Remember the longer your child has been ill, the more you will need to directly teach them before they start learning like other kids. For me, it was hard to contain my frustration when I had to teach Ryan all the things other kids just knew. I was envious of parents who had typical kids that learned on their own. Those parents had no idea just how lucky they were.
When Ryan was in middle school, my dream was that maybe someday he could hold a job at McDonald’s and maybe live independently. But I wasn’t sure that was possible back then. I didn’t realize that social skills were the last thing to come and we would still be working on his social skills when he started college.
Today he works as the liaison between his aerospace company and the airlines. I never saw that one coming back when he was still severely affected by autism. You need to have amazing social skills to do his job. And yet, my son is still NOT “cured.” Ryan must take medications to keep his immune system functioning properly even today.
We are still waiting for the day that Ryan is no longer dependent on prescription medications (like antivirals and antifungals) to keep his immune system working properly. For now, he just manages his “autism.” It is more understandable if you think of what he does as a “treatment,” instead of a “cure.” It is kind of like the way a diabetic needs insulin to have a healthy, happy, and “typical” existence.
Each child has individual medical conditions that must be addressed. That is why autism is so hard to treat. It is labor intensive for our doctors. They must treat our child’s immune dysfunction, and that takes time. And our dedicated pioneers sometimes have to disregard some things they learned in medical school. And that the miraculous protocol you read about on the internet, may not be the treatment your child needs.
To make treating autism even harder, it is difficult to know if an intervention is working. Some parents think that once treated, our children will immediately start talking in full sentences. But our children have limited or no speech. It is important to remember it takes a typical kid almost three years to learn language. As a result, language acquisition can’t be the only benchmark to use to see if a protocol is working.
An intensive rehab program must be used in conjunction with the medical interventions to catch our children up on all they missed. Any program you chose works once the major medical issues have been addressed. When medical treatment is combined with rehab, that makes the rehab programs work and recovery becomes possible for those who couldn’t learn before.

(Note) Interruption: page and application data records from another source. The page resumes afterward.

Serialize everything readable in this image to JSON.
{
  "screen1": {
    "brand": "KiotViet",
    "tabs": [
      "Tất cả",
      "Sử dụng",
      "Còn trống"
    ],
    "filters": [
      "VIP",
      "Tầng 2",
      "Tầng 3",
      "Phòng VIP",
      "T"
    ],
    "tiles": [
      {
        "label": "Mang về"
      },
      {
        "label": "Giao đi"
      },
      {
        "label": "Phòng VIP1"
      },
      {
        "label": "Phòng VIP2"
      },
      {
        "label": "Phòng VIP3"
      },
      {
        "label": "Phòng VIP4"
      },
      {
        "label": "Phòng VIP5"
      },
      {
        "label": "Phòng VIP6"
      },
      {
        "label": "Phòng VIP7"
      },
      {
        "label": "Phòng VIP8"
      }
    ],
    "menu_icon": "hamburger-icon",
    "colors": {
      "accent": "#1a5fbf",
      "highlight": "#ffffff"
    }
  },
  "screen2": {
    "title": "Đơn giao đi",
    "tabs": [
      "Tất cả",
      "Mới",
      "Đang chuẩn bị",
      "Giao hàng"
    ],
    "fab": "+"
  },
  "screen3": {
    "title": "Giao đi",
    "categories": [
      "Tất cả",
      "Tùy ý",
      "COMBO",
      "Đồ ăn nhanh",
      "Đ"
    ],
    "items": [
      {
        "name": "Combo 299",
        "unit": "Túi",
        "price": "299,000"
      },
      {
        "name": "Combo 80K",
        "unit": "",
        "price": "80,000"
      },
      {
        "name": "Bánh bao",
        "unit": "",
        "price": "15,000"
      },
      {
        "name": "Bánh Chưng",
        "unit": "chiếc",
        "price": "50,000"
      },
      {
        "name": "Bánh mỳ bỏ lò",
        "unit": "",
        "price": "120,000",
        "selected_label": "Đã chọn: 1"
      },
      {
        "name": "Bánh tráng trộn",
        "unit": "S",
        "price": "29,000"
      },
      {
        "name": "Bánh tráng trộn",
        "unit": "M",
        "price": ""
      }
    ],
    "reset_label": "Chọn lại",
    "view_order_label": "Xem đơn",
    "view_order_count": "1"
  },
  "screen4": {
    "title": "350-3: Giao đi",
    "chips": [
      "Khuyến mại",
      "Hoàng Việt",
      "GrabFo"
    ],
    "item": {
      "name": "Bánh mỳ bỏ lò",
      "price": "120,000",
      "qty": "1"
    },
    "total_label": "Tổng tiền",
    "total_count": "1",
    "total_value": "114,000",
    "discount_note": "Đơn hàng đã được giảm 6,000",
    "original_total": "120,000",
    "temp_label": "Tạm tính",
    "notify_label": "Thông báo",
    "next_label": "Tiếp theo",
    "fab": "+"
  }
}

There are always going to be nonbelievers and those who think our children can’t improve or fully recover. I realized a long time ago, that I can lead someone to water but I can’t make them drink. We will never change some people’s minds, no matter how hard we try. They will always have excuses about why they can’t do what needs to be done. Parents must be an active member of their children’s medical care, not just the dispenser and pocketbook. We must trust our instincts! We know our kids best and are the “experts” on our children.

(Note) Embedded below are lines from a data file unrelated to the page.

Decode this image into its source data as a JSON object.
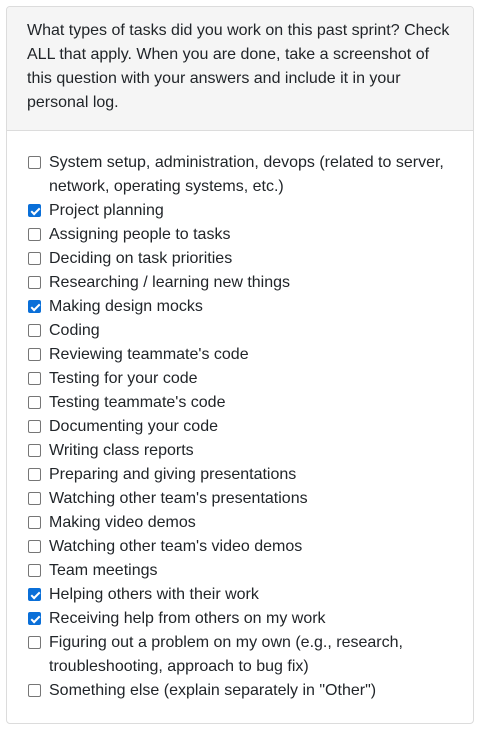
{
  "question": {
    "text": "What types of tasks did you work on this past sprint? Check ALL that apply. When you are done, take a screenshot of this question with your answers and include it in your personal log."
  },
  "options": [
    {
      "label": "System setup, administration, devops (related to server, network, operating systems, etc.)",
      "checked": false
    },
    {
      "label": "Project planning",
      "checked": true
    },
    {
      "label": "Assigning people to tasks",
      "checked": false
    },
    {
      "label": "Deciding on task priorities",
      "checked": false
    },
    {
      "label": "Researching / learning new things",
      "checked": false
    },
    {
      "label": "Making design mocks",
      "checked": true
    },
    {
      "label": "Coding",
      "checked": false
    },
    {
      "label": "Reviewing teammate's code",
      "checked": false
    },
    {
      "label": "Testing for your code",
      "checked": false
    },
    {
      "label": "Testing teammate's code",
      "checked": false
    },
    {
      "label": "Documenting your code",
      "checked": false
    },
    {
      "label": "Writing class reports",
      "checked": false
    },
    {
      "label": "Preparing and giving presentations",
      "checked": false
    },
    {
      "label": "Watching other team's presentations",
      "checked": false
    },
    {
      "label": "Making video demos",
      "checked": false
    },
    {
      "label": "Watching other team's video demos",
      "checked": false
    },
    {
      "label": "Team meetings",
      "checked": false
    },
    {
      "label": "Helping others with their work",
      "checked": true
    },
    {
      "label": "Receiving help from others on my work",
      "checked": true
    },
    {
      "label": "Figuring out a problem on my own (e.g., research, troubleshooting, approach to bug fix)",
      "checked": false
    },
    {
      "label": "Something else (explain separately in \"Other\")",
      "checked": false
    }
  ],
  "colors": {
    "checked": "#0a6fd8",
    "header_bg": "#f5f5f5",
    "border": "#dcdcdc"
  }
}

Having a child with autism is overwhelming. But please don’t use being overwhelmed as an excuse to not do what your kid needs. Take it all as slow as you need to, if that’s what it takes. Small bites. The feeling of being overwhelmed will not go away—whether you do everything or nothing—so find the right doctor and do something that makes a difference for your family!
NOTE FROM MARCIA HINDS – Megan and Ryan’s mom:
Ryan became an aerospace engineer, because he received proper medical treatment combined with behavioral, and educational interventions.
Contact info for Marcia: